Measuring efficiency in HVAC systems helps compare the effectiveness of different units in an easy and equitable manner. Depending on the system and application, there are several methods to measure efficiency, providing useful information. Among the most common efficiency measurements are Annualized Fuel Utilization Efficiency (AFUE); Cooling Capacity; Seasonal Energy Efficiency Ratio (SEER); Energy Efficiency Ratio (EER); and Integrated Energy Efficiency Ratio (IEER).
Annualized Fuel Utilization Efficiency is the fuel efficiency rating for warm-air, gas or oil-fired furnaces less than 150,000 Btuh. The higher the AFUE, the more efficient the furnace. The minimum percentage established by the Department of Energy (DOE) for furnaces is 78%.
The cooling output of an air conditioner.
This is the cooling output provided by the unit during its normal annual usage period, divided by its total energy consumption. The higher the SEER rating, the more energy-efficient the system. Rating is only applicable to units under 6 tons (65,000 BTU/H).
This measures the cooling output of a unit divided by its total energy consumption, measured during continuous operation at a given operating condition (95 degrees or full load).

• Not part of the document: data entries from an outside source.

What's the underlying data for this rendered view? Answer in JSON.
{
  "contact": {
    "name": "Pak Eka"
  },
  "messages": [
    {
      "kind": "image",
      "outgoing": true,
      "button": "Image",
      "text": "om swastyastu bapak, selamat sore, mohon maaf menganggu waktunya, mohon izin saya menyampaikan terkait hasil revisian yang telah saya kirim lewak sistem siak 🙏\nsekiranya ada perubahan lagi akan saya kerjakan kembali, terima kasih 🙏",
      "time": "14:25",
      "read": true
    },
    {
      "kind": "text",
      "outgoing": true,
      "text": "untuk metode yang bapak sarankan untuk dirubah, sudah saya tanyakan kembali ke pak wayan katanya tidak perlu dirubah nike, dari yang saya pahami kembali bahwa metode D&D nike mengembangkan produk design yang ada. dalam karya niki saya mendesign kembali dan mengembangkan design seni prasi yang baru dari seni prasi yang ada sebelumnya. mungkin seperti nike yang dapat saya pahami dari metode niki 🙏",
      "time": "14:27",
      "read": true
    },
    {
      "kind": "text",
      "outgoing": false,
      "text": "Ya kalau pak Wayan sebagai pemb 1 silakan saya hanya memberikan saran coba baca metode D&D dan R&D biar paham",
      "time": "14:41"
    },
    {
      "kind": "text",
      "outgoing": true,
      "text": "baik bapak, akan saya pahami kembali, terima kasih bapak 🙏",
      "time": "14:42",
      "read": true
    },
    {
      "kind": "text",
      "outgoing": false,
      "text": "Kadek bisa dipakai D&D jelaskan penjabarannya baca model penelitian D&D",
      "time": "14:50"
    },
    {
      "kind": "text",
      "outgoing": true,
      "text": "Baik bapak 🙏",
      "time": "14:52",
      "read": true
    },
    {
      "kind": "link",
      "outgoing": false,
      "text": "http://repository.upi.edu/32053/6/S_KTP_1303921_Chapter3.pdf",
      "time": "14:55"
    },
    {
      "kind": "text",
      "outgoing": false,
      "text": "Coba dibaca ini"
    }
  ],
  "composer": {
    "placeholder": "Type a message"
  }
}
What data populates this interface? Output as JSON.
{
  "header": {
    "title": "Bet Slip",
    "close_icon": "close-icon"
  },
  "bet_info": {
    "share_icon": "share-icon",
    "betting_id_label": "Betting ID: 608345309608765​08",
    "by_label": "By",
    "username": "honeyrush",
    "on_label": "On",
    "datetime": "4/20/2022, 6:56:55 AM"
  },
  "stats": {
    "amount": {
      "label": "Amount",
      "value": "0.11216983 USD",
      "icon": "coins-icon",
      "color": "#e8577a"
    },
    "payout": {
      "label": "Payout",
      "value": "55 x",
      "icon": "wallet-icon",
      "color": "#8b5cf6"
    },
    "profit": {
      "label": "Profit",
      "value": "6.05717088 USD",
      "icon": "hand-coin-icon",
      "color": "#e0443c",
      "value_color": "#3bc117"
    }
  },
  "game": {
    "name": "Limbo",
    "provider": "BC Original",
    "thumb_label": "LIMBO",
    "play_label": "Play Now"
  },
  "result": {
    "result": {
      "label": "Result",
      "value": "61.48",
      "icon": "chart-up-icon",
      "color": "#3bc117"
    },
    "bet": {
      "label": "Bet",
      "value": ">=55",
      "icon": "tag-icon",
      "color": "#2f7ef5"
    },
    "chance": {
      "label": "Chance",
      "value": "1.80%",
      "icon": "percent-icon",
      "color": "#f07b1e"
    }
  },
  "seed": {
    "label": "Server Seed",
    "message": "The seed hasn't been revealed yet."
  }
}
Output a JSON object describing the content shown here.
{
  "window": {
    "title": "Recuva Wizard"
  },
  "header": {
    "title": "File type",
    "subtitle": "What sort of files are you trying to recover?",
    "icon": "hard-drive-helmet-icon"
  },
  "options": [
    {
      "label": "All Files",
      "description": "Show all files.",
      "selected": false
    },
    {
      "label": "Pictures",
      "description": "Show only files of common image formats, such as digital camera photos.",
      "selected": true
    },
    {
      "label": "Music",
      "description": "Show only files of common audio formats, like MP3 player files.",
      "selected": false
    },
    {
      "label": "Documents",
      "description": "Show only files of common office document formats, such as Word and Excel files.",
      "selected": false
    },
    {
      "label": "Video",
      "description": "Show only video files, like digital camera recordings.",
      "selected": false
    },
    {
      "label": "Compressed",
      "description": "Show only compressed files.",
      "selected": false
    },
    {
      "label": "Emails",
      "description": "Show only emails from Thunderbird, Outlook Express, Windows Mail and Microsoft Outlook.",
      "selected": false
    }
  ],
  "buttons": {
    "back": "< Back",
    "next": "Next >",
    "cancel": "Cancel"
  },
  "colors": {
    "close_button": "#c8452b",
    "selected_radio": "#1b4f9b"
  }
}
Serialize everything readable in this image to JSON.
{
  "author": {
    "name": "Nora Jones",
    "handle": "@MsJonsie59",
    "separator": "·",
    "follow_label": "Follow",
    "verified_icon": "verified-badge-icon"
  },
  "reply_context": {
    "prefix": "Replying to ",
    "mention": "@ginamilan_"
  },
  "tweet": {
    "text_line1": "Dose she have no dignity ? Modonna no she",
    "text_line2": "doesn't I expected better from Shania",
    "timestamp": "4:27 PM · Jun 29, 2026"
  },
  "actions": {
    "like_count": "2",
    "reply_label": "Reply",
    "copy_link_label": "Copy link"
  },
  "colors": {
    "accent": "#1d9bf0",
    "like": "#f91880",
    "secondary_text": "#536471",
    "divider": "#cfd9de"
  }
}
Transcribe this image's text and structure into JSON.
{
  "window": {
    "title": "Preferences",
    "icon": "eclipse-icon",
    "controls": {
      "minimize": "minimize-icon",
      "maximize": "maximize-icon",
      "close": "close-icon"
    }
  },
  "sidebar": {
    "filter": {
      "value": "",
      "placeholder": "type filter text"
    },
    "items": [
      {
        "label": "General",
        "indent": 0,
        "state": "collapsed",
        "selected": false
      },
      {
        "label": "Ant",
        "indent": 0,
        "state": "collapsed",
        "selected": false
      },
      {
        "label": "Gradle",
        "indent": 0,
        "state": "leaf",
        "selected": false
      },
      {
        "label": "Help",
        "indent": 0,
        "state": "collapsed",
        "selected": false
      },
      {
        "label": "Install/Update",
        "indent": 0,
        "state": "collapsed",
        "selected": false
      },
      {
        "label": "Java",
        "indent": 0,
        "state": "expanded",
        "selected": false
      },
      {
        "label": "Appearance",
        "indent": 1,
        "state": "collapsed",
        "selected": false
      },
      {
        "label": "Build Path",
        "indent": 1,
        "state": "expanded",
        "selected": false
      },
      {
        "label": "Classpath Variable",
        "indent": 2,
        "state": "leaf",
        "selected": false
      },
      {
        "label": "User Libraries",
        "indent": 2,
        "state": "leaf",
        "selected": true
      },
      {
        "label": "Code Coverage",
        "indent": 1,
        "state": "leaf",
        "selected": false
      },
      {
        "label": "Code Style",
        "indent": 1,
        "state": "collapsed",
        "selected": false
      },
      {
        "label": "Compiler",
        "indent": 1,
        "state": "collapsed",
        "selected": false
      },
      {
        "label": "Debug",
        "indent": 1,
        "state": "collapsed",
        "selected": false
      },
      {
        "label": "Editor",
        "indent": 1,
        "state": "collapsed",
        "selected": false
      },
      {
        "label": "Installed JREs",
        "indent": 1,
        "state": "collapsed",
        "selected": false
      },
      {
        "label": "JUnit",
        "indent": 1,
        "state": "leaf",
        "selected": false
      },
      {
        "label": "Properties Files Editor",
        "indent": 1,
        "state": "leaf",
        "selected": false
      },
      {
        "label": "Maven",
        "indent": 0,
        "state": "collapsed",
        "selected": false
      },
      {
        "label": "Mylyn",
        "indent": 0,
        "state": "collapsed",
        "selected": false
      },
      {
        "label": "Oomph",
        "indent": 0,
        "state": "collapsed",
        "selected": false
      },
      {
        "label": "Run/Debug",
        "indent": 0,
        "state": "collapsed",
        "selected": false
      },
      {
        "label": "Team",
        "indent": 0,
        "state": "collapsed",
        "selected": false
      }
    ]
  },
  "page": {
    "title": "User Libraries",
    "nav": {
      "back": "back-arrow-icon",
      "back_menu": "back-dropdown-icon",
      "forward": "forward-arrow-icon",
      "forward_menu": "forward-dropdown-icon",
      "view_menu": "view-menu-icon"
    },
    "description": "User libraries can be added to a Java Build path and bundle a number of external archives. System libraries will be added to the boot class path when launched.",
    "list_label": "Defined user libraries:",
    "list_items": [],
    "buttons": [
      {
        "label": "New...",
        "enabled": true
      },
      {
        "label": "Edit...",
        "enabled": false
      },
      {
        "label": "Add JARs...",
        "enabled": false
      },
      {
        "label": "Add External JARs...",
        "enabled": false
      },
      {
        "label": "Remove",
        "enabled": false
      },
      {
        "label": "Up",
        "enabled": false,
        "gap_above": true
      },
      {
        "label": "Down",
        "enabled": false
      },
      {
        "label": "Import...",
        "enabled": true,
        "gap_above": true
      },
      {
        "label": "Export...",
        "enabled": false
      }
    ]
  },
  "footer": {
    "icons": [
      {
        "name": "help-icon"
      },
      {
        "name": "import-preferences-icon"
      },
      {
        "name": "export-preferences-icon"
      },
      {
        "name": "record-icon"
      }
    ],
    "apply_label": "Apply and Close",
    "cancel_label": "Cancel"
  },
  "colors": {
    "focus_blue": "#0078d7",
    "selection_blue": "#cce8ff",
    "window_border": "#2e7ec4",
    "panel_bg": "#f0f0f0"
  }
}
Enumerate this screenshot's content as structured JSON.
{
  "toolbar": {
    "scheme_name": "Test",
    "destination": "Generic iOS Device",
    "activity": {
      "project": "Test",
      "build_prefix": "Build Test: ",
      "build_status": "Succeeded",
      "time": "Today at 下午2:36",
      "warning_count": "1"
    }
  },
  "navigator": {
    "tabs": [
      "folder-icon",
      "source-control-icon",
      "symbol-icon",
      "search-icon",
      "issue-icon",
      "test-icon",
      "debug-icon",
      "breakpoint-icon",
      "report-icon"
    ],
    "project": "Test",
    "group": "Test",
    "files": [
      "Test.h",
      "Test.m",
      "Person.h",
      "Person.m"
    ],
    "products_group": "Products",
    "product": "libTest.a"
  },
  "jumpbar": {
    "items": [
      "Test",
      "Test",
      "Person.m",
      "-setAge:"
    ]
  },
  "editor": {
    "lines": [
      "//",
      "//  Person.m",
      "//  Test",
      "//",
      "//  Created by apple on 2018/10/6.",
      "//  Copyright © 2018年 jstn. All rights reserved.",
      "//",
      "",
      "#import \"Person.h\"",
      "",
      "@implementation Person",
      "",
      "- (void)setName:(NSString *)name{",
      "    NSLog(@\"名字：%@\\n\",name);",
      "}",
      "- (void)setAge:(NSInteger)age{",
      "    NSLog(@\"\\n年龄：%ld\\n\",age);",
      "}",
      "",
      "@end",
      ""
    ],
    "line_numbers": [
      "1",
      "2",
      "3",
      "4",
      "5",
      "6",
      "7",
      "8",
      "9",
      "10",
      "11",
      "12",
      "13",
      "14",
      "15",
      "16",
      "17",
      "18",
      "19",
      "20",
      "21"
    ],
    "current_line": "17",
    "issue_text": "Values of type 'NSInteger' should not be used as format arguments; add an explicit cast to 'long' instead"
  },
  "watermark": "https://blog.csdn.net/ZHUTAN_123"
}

This measure expresses cooling part-load EER efficiency for commercial unitary air conditioning and heat pump equipment on the basis of weighted operation at various load capacities. Previously known as IPLV.